la C.A.R. (Cellule d’Actions Rituelles) / INITIATION MASKS

21st century, ZAD (Zone to Defend), Notre-Dame-des-Landes, Brittany

Practice the ‘no’ of resistance and the ‘yes’ of the imagination with la C.A.R., Cellule d’Actions Rituelles. From a reclaimed territory near Nantes that fought off a climate-wrecking airport project, la C.A.R. initiates events that bridge art, activism and magick. By using both artistic and activist tools, they advance what they call “a world that exists because another one was resisted”. A world without a clear distinction between protest and the creative process, or between pleasure and political success. Step into a woven headpiece and let yourself be taken on a journey to worlds worth fighting for, and worlds that need to be resisted – such as Mark Zuckerberg’s Metaverse.


2018-ongoing, the Netherlands / Pakistan and other locations

Artistic researcher Cynthia Hathaway wonders: “In what way is wool a mirror of (un)sustainable practices and (im)balanced relationships?” To find some answers, Hathaway dives deep into the world of wool, shepherding and recycling. And this leads to new questions: why is wool as a material so undervalued in Europe and elsewhere? And can rural practices such as shepherding inform urbanism? Cynthia takes this literally: she mobilised a herd and its shepherds and organised a walk through Tilburg – a city in the Netherlands with a strong textile heritage – in an attempt to reconnect worlds. Hathaway: “Through wool and walking we will have the opportunity to think on an inclusive scale about where we are heading and where we want to be.” Let’s walk with her and find out.

Li An Phoa / Drinkable Rivers

2005-ongoing, European watersheds

Why do we take it for granted that we humans cannot drink straight from rivers any more? We almost seem to have forgotten that this was ever possible. Activist and researcher Li An Phoa finds this unacceptable. Drinkable rivers are an indicator for healthy living conditions for all beings. Over the past fifteen years, Phoa has been walking 18,000 kilometres along rivers on different continents. On the way she talks to scientists, school kids, activists and politicians and sets up water quality measurement hubs. Her ultimate goal: drinkable rivers within her (and our) own lifespan.

Tomás Espinosa / Continuum II

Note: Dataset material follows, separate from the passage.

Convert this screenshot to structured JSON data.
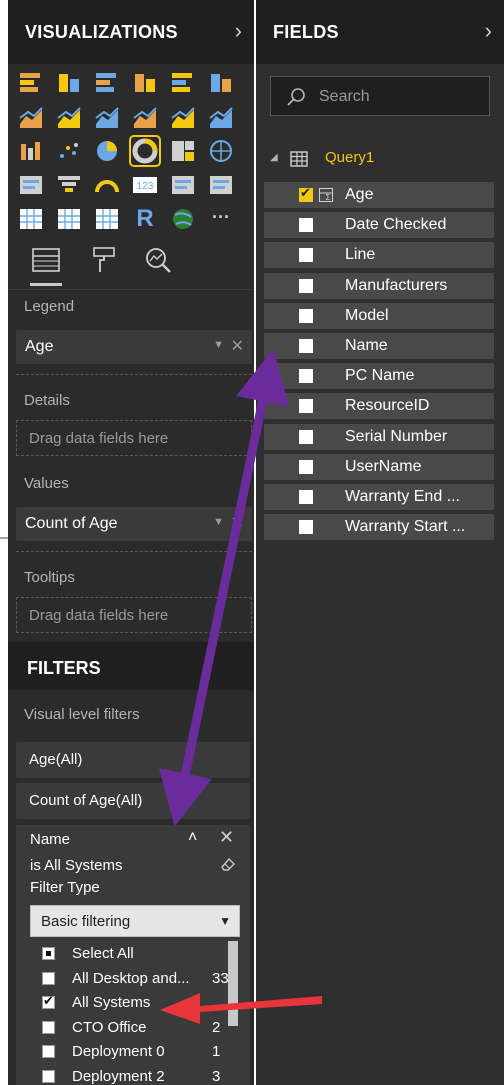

2020, Bogotá

Can we re-imagine our own presence in this world? Artist Tomás Espinosa has collaborated with La Red Comunitaria Trans, a group of fierce Colombian trans women, for a few years now. Together they develop workshops, interventions and performances in the public space with the aim of generating personal growth and higher visibility for the trans community. They fight for safer lives and equal rights. In this case, art equals activism. In Espinosa’s work, the tension between public space and intimacy, and the omnipresence of violence, are recurring themes.

Ola Hassanain / Charette (16 minutes, 20 seconds)

2019, Khartoum

Artist and spatial practitioner Ola Hassanain believes that everyone should have the right to appear in public space on their own terms. You are watching a discussion around the routes taken by demonstrators in the Sudan Revolution of December 2018. The revolution led to a short-lived transition towards democracy, until interrupted by a military coup on 25 October 2021. The charrette setting positions you as stakeholder in a discussion about the built environment. Demonstrators, sit down and take the shapes of the routes in your hand: how to navigate the city safely as protesters, when we are unfamiliar with it? Especially when we know that Google Maps doesn’t show essential facilities like pharmacies and gas stations in Khartoum. How can we rely on our localities and the ecology of inhabiting space to help us exit state aggression?

Suzanne Dhaliwal / Inclusive Climate Campaigning

Ongoing, Croatia

High on artist and activist Suzanne Dhaliwal’s agenda: a more diverse climate-activist community and the inclusion of human rights in the climate debate. For Dhaliwal, listening is an important, but easily overlooked element of activism. By hacking the iconic activist tool, the megaphone, and inverting it into a listening device, it becomes both a tool and a metaphor.